When we started the project, we thought it was particularly about the Europeras and the art of John Cage, and more generally about the playful instinct which is now creating a new dimension of meteorology on the high speed stock exchange – temporary financial weather conditions whose algorithmic flickering is no longer guided by brains. On the contrary, we discovered that at the core of this project is a permanent weighing and observation of values, which we appreciate, because instead of discussion it celebrates our interaction with the things we encounter. And if you can’t celebrate it, as John Cage said, then it isn’t art.


Musical direction: Johannes Pell
Production: Rimini Protokoll
Direction: Daniel Wetzel
Stage and costumes: Katrin Wittig
Light: Fredy Deisenroth
Co direction: Alexander Fahima
Video: Expander Film, Lilli Kuschel, Stefan Korsinsky
Production management Wuppertal and evening director: Swetlana Boos
Production management Rimini Protokoll: Juliane Männel
Production management assistance: Christina Tischler
Collaboration research, Internship in directing: Kristin Brechler
Sound mix video: Caspar Wolfertz
Assistence stage design: Katharina Andes
Internship in stage design: Victoriia Shved
And  Sinfonieorchester Wuppertal.
With: Angela Titt, Carmen Düver, Christel Trösken, Gabriele Barczik, Heidi Stein, Holger Reich, Thorsten Engelhardt, Ingrid Grandtnerova, Michael Kallweit, Manfred Giesen, Markus Christian Koch, Meena Heidemann, Sebastian Enke.
EUROPERA 1: Mark Bowman-Hester, Sebastian Campione, Jasmin Etezadzadeh, Sangmin Jeon, Nina Koufochristou, Denis Lakey, Lucia Lucas, Ralitsa Ralinova, Liudmila Slepneva, Iris Marie Sojer.
Ceren Aydın Akkoç (Istanbul), Roman Arndt(St. Petersburg), Anush Hovhannisyan (London), Lucia Lucas (Wuppertal), Aphrodite Patoulidou (Athen), Silvia De Stefano (Neapel), Sebastià Peris (Valencia), Johannes Schwendinger (Wien), Armands Silins (Riga)

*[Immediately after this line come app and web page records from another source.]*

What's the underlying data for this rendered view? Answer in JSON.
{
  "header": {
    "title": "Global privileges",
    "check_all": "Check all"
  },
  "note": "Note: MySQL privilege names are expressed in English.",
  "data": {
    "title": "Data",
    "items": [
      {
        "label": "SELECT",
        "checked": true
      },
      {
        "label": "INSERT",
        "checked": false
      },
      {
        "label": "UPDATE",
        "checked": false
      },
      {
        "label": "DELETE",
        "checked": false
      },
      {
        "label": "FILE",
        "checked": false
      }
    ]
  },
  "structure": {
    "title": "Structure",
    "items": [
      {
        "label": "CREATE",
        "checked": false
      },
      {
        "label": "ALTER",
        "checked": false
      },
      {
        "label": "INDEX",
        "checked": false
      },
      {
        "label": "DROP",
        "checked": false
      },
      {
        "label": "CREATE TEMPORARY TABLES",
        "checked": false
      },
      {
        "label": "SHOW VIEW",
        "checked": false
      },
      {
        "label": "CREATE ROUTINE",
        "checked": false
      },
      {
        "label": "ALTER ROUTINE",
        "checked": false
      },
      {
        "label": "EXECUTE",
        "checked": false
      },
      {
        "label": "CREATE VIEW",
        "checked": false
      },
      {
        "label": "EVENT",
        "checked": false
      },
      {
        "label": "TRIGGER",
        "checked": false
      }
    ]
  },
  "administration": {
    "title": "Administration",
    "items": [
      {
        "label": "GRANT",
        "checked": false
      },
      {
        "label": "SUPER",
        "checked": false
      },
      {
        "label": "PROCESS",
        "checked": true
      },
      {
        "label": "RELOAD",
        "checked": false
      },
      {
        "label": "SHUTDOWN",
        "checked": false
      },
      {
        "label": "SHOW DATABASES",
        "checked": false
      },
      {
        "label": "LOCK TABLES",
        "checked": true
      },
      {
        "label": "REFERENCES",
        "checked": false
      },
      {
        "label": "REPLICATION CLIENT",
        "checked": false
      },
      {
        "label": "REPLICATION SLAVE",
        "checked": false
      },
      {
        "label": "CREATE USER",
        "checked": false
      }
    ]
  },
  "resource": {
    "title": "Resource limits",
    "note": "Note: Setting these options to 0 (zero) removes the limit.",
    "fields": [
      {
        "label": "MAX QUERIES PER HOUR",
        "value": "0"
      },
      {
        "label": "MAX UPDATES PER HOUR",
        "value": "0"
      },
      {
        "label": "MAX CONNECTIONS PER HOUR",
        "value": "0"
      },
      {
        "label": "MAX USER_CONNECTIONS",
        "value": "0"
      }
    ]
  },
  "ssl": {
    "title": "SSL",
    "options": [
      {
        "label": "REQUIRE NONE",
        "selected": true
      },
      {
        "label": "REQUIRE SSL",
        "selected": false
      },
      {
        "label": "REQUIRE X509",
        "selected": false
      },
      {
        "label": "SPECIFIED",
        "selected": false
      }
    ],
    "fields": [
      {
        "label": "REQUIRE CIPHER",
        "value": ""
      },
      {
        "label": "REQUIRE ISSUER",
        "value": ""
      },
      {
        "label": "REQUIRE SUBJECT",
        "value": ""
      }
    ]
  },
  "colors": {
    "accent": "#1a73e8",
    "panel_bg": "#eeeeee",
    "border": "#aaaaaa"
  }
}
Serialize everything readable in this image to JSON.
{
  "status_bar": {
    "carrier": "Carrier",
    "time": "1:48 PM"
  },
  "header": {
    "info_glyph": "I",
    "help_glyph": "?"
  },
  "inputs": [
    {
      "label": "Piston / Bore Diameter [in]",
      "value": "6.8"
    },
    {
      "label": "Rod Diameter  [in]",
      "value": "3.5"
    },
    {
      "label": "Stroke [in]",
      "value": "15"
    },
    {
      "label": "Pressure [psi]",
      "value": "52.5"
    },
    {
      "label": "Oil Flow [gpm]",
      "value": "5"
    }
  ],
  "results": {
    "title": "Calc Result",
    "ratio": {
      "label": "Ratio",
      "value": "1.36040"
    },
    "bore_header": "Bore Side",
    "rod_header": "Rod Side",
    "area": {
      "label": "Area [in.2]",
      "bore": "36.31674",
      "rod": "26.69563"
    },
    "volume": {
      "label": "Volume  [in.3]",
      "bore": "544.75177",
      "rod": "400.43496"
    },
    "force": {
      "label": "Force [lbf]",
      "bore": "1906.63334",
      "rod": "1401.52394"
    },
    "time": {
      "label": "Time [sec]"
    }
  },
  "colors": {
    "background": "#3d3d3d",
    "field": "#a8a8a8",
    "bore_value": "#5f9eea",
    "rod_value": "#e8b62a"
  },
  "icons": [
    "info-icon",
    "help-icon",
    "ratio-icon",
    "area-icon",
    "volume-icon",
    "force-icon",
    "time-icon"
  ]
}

And the Sinfonieorchester Wuppertal.

A production by Rimini Apparat and Oper Wuppertal